strengths of the group members. On the other, we integrate them into a corporate team and culture.
We deliberately did not close any branches, and thus, there is no big move of people from one place
to another.

The main target is to have a consistent market entrance with all group members. This is not
such a difficult task in a family-owned company with short decision routes.

TW Asia: How have your employees and customers reacted to the acquisitions?

Burger: Very, very positively. Our employees see a strategy of growth and a secure
future. Don’t forget, the acquisition was made by a technology company, and not by a financial
investor. Here is somebody with a long-term investment that has a lot of confidence in the people.

For our customers, our group signals that it is a reliable partner with a solid
technological background. As we can offer complete lines, it’s getting better all the time, and one
can build up trust with the customers. For example, we’ve sold complete man-made fiber lines to
Indonesia, Pakistan and China. Trützschler Nonwovens is working well, and the winding department
has a full order book for one year ahead.

TW Asia: What are Trützschler’s top sellers and export markets?

Burger: In spinning, our top seller is the TC 11, the most economical card in the
market. In the blow room, the Foreign Fiber Separator SP-FPU with its complete, modular system for
detection and safe separation of foreign parts without high fiber losses is well-accepted
worldwide. In the draw frame sector, we continuously increase our market share. In card clothing,
the trend is to new products with less maintenance and increased product quality. For nonwovens,
our core competence is in the know-how of complete lines. We’re the only company that can master
four nonwovens bonding technologies. A focal point is spunlaced lines. In man-made fiber, we are
successful in lines with a daily production capacity between 100 and 600 metric tons.

For spinning machinery, our most important export markets are Southeast Asia including
Pakistan and Bangladesh, and, of course, Turkey. Big markets like China and India are mainly served
by our local production plants. Nonwovens machinery exports are only shipped from Germany.

TW Asia: How do you see the current market situation? What do you expect in

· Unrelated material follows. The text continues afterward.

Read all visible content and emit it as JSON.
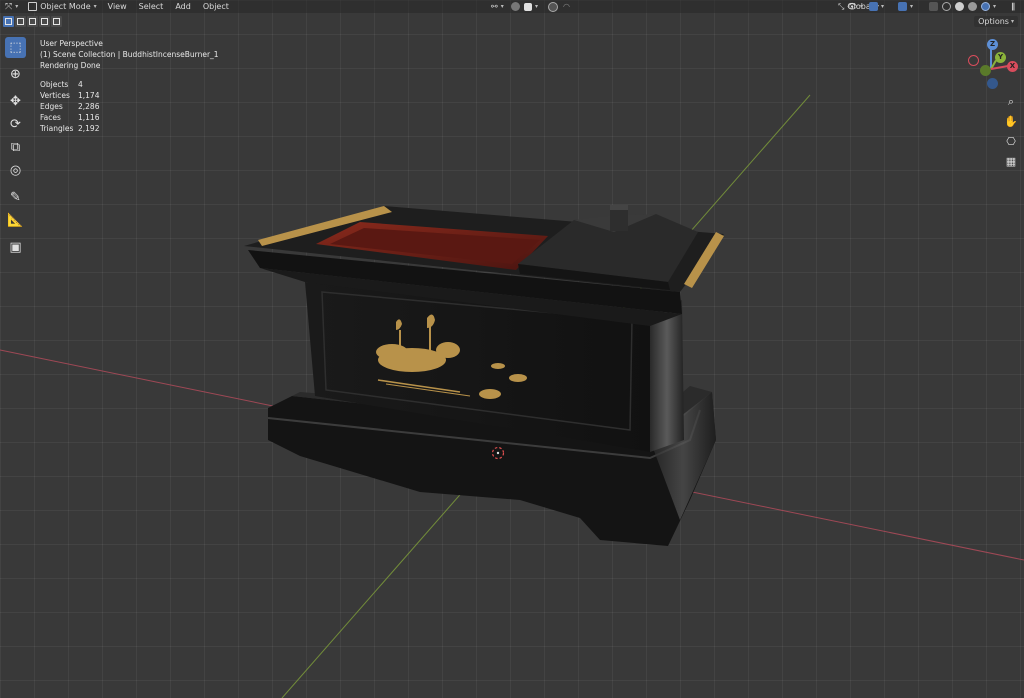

Burger: We see a slight improvement compared to 2012, particularly for China and
India. Due to political instability, there are problems in Egypt and Syria. The poor supply of
energy in the south of India is also a handicap for development of the local textile industry.

For 2013, we expect stable business development without big growth, but also considerable
market breakdown. We expect our export share will increase further in the nonwovens and man-made
fibers sectors.

Countries with a growing consumption of textile products are Trützschler’s most important
markets and, of course, all countries with a high export share of textiles and apparel.

TW Asia: Where will you go in the next few years?

Burger: I think China is not a low-cost country anymore; it also has a huge
domestic market and consumption. Many Chinese textile producers have stopped exporting; the local
markets are in better shape. On the other hand, this will give other countries a chance to increase
their own exports.

TW Asia: What do you expect from this group of companies for the future?

Burger: We want to be the partner around the whole fiber and fiber preparation
business. We want to be the technology leader in these fields of applications.

TW Asia: In certain product portfolio areas, you are considered to be a market
leader. Why is this, and how do you plan to keep that position?

Burger: We have strong quality and service commitments to our customers. We want
to be close to our customers and their markets, and deliver technology and products that are in
demand in the various markets.

R&D is of great importance for our business. Development will be even more global and
specific to the different markets. Our service around the globe will be very present for our
customers and will surely expand even more.

TW Asia: Are more acquisitions possible?

Burger: We don’t have concrete plans in that direction. We think we are in pretty
good shape today. However, one should never say “Never.”

January/February/March 2013